I’d like to see it given a thorough update. Maybe now people see the stunning job they’ve done on St. Peter’s Square, the city might have an appetite for this to happen. In the meantime a little olive grove has sprung up. Surprisingly these trees do well in Manchester. We usually associate them with holidays in places like Spain, Italy and Greece. But some types of olive trees live up in the mountains in those countries and are used to cold winters. We may not have baking hot summers like Tuscany and Andalusia but our winters are mild compared with the Italian and Spanish mountains so the trees thrive here. But, because of the shortness and the coolness of our summers we have, we are unlikely ever to see a crop of olives. They are very decorative trees and are popping up around the city. There are some outside Selfridges in Exchange Square and there’s also a grove of them, along with some lemon and orange trees, on the top of the Hilton Tower. How cool is that.

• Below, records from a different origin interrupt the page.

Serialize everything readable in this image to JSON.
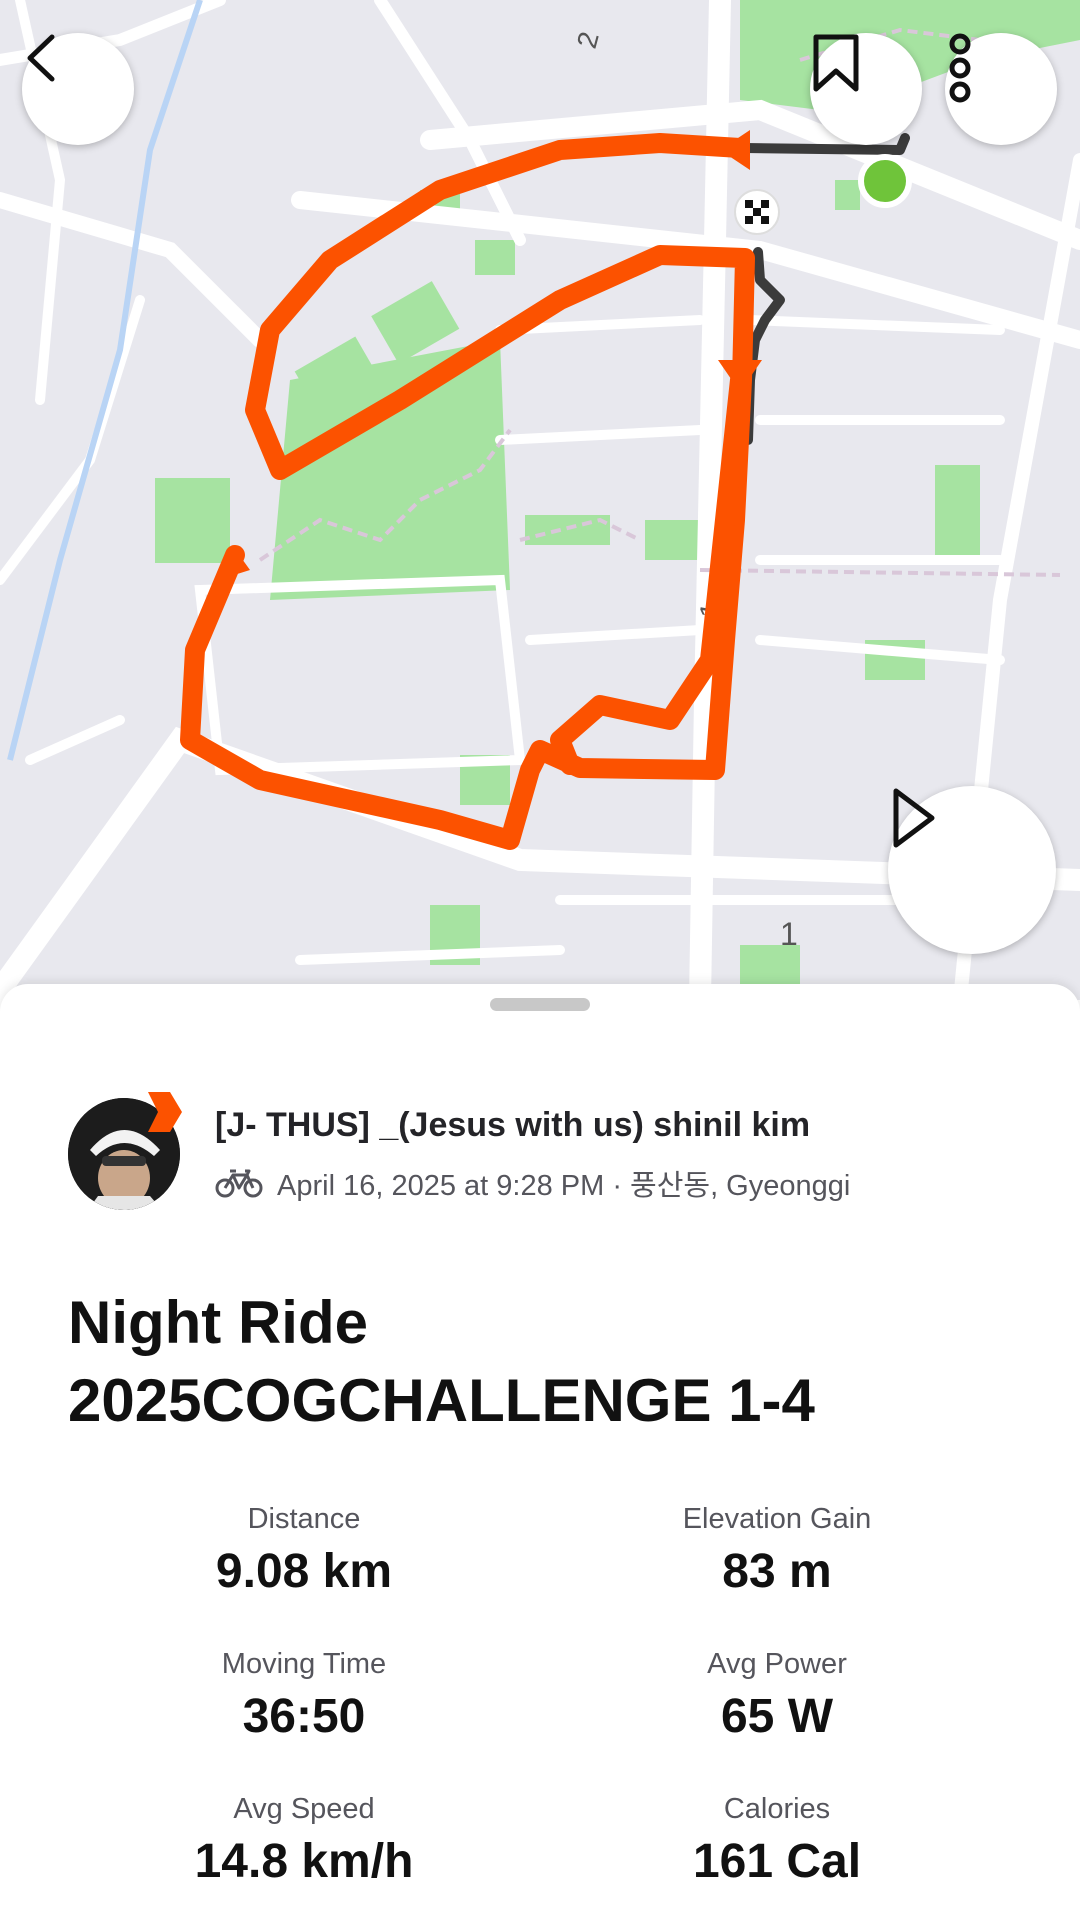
{
  "map": {
    "route_color": "#fc5200",
    "start_color": "#6fc43a",
    "labels": [
      "2",
      "1",
      "1"
    ]
  },
  "toolbar": {
    "back_icon": "chevron-left-icon",
    "bookmark_icon": "bookmark-icon",
    "more_icon": "more-vertical-icon",
    "play_icon": "play-icon"
  },
  "activity": {
    "athlete_name": "[J- THUS] _(Jesus with us) shinil kim",
    "sport_icon": "bike-icon",
    "date_location": "April 16, 2025 at 9:28 PM · 풍산동, Gyeonggi",
    "title_line1": "Night Ride",
    "title_line2": "2025COGCHALLENGE 1-4"
  },
  "stats": [
    {
      "label": "Distance",
      "value": "9.08 km"
    },
    {
      "label": "Elevation Gain",
      "value": "83 m"
    },
    {
      "label": "Moving Time",
      "value": "36:50"
    },
    {
      "label": "Avg Power",
      "value": "65 W"
    },
    {
      "label": "Avg Speed",
      "value": "14.8 km/h"
    },
    {
      "label": "Calories",
      "value": "161 Cal"
    }
  ]
}
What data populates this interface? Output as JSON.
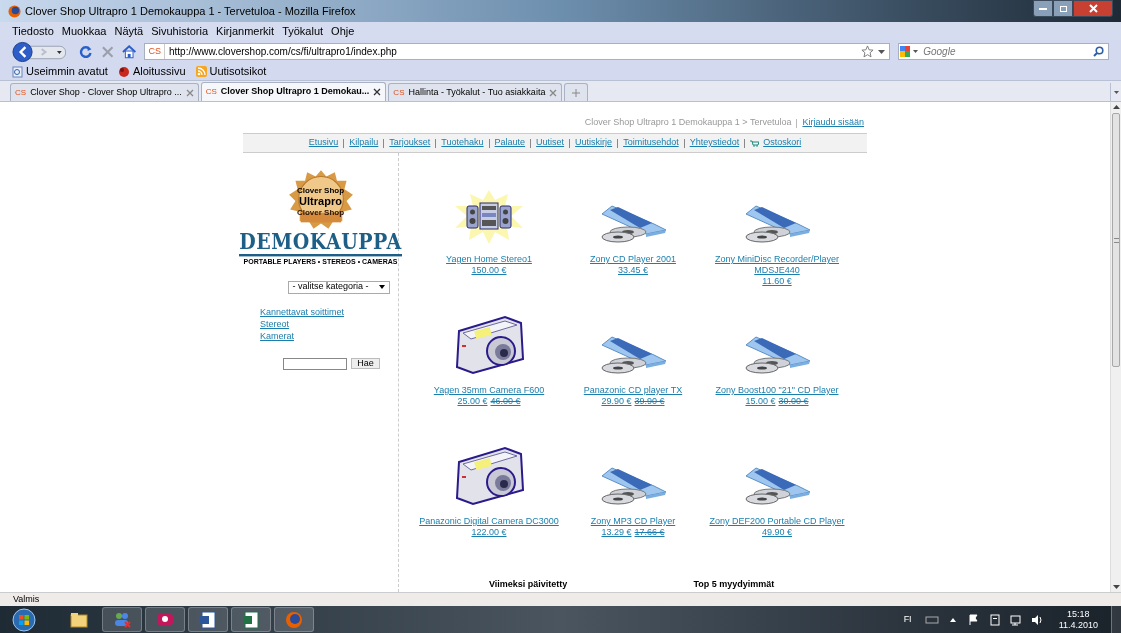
{
  "window": {
    "title": "Clover Shop Ultrapro 1 Demokauppa 1 - Tervetuloa - Mozilla Firefox"
  },
  "menu": [
    "Tiedosto",
    "Muokkaa",
    "Näytä",
    "Sivuhistoria",
    "Kirjanmerkit",
    "Työkalut",
    "Ohje"
  ],
  "address_bar": {
    "favicon": "CS",
    "url": "http://www.clovershop.com/cs/fi/ultrapro1/index.php"
  },
  "search": {
    "placeholder": "Google"
  },
  "bookmarks": [
    "Useimmin avatut",
    "Aloitussivu",
    "Uutisotsikot"
  ],
  "tabs": [
    {
      "favicon": "CS",
      "label": "Clover Shop - Clover Shop Ultrapro ...",
      "selected": false
    },
    {
      "favicon": "CS",
      "label": "Clover Shop Ultrapro 1 Demokau...",
      "selected": true
    },
    {
      "favicon": "CS",
      "label": "Hallinta - Työkalut - Tuo asiakkaita",
      "selected": false
    }
  ],
  "page": {
    "breadcrumb": "Clover Shop Ultrapro 1 Demokauppa 1 > Tervetuloa",
    "login_link": "Kirjaudu sisään",
    "nav": [
      "Etusivu",
      "Kilpailu",
      "Tarjoukset",
      "Tuotehaku",
      "Palaute",
      "Uutiset",
      "Uutiskirje",
      "Toimitusehdot",
      "Yhteystiedot",
      "Ostoskori"
    ],
    "logo": {
      "badge_top": "Clover Shop",
      "badge_main": "Ultrapro",
      "badge_ribbon": "Clover Shop",
      "name": "DEMOKAUPPA",
      "tagline": "PORTABLE PLAYERS • STEREOS • CAMERAS"
    },
    "category_select": "- valitse kategoria -",
    "categories": [
      "Kannettavat soittimet",
      "Stereot",
      "Kamerat"
    ],
    "search_button": "Hae",
    "products": [
      {
        "kind": "stereo",
        "name": "Yagen Home Stereo1",
        "price": "150.00 €"
      },
      {
        "kind": "cd",
        "name": "Zony CD Player 2001",
        "price": "33.45 €"
      },
      {
        "kind": "cd",
        "name": "Zony MiniDisc Recorder/Player MDSJE440",
        "price": "11.60 €"
      },
      {
        "kind": "camera",
        "name": "Yagen 35mm Camera F600",
        "price": "25.00 €",
        "old_price": "46.00 €"
      },
      {
        "kind": "cd",
        "name": "Panazonic CD player TX",
        "price": "29.90 €",
        "old_price": "39.90 €"
      },
      {
        "kind": "cd",
        "name": "Zony Boost100 \"21\" CD Player",
        "price": "15.00 €",
        "old_price": "30.00 €"
      },
      {
        "kind": "camera",
        "name": "Panazonic Digital Camera DC3000",
        "price": "122.00 €"
      },
      {
        "kind": "cd",
        "name": "Zony MP3 CD Player",
        "price": "13.29 €",
        "old_price": "17.66 €"
      },
      {
        "kind": "cd",
        "name": "Zony DEF200 Portable CD Player",
        "price": "49.90 €"
      }
    ],
    "section_headings": [
      "Viimeksi päivitetty",
      "Top 5 myydyimmät"
    ]
  },
  "status_bar": "Valmis",
  "taskbar": {
    "language": "FI",
    "time": "15:18",
    "date": "11.4.2010"
  }
}
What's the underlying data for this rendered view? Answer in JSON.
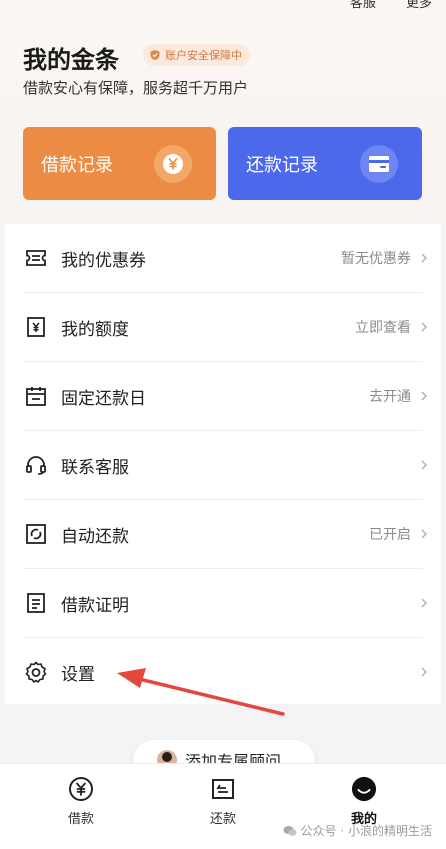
{
  "top_links": [
    "客服",
    "更多"
  ],
  "header": {
    "title": "我的金条",
    "badge": "账户安全保障中",
    "subtitle": "借款安心有保障，服务超千万用户"
  },
  "cards": [
    {
      "label": "借款记录",
      "icon": "yuan-icon"
    },
    {
      "label": "还款记录",
      "icon": "card-icon"
    }
  ],
  "menu": [
    {
      "label": "我的优惠券",
      "value": "暂无优惠券",
      "icon": "ticket-icon"
    },
    {
      "label": "我的额度",
      "value": "立即查看",
      "icon": "quota-icon"
    },
    {
      "label": "固定还款日",
      "value": "去开通",
      "icon": "calendar-icon"
    },
    {
      "label": "联系客服",
      "value": "",
      "icon": "headset-icon"
    },
    {
      "label": "自动还款",
      "value": "已开启",
      "icon": "auto-repay-icon"
    },
    {
      "label": "借款证明",
      "value": "",
      "icon": "document-icon"
    },
    {
      "label": "设置",
      "value": "",
      "icon": "gear-icon"
    }
  ],
  "floating": {
    "label": "添加专属顾问"
  },
  "tabs": [
    {
      "label": "借款",
      "icon": "yuan-icon"
    },
    {
      "label": "还款",
      "icon": "repay-icon"
    },
    {
      "label": "我的",
      "icon": "smile-icon",
      "active": true
    }
  ],
  "watermark": "公众号 · 小浪的精明生活",
  "colors": {
    "orange": "#ec8c44",
    "blue": "#4c69ec",
    "arrow": "#e4483d"
  }
}
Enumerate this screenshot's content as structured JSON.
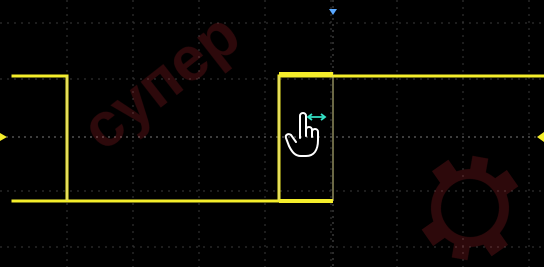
{
  "watermark": {
    "text": "супер",
    "color": "#cc2a33"
  },
  "scope": {
    "background": "#000000",
    "grid_color": "#3a3a3a",
    "center_line_color": "#7a7a7a",
    "trace_color": "#f5ee2b",
    "marker_color": "#f5ee2b",
    "top_marker_color": "#5aa8ff",
    "gesture_color": "#ffffff",
    "gesture_arrow_color": "#34e1c5",
    "gesture_icon": "hand-drag-horizontal-icon"
  }
}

These trees will probably have started out life in one of the Mediterranean countries before being transported to their new home in Manchester. They do have these wonderful gnarled trunks that become more contorted over the years. They are long lived trees and some, in their original countries, will have seen, if not the rise of the Roman Empire, the fall of it. The ones here have been put into some of those wonderful, bee, cast iron containers that have been popping up around the city. They were cast by the Hargreaves Foundry in Halifax, the company that cast the parts for The Angel of the North that you see on the main road as you approach Newcastle. 

In the centre of the square is, I imagine, the oldest of the olive trees. Just look at how gnarled its trunk is. It’s been given a different type of container as suits its importance as the oldest tree in the grove. I wonder if Hargreaves cast this as well?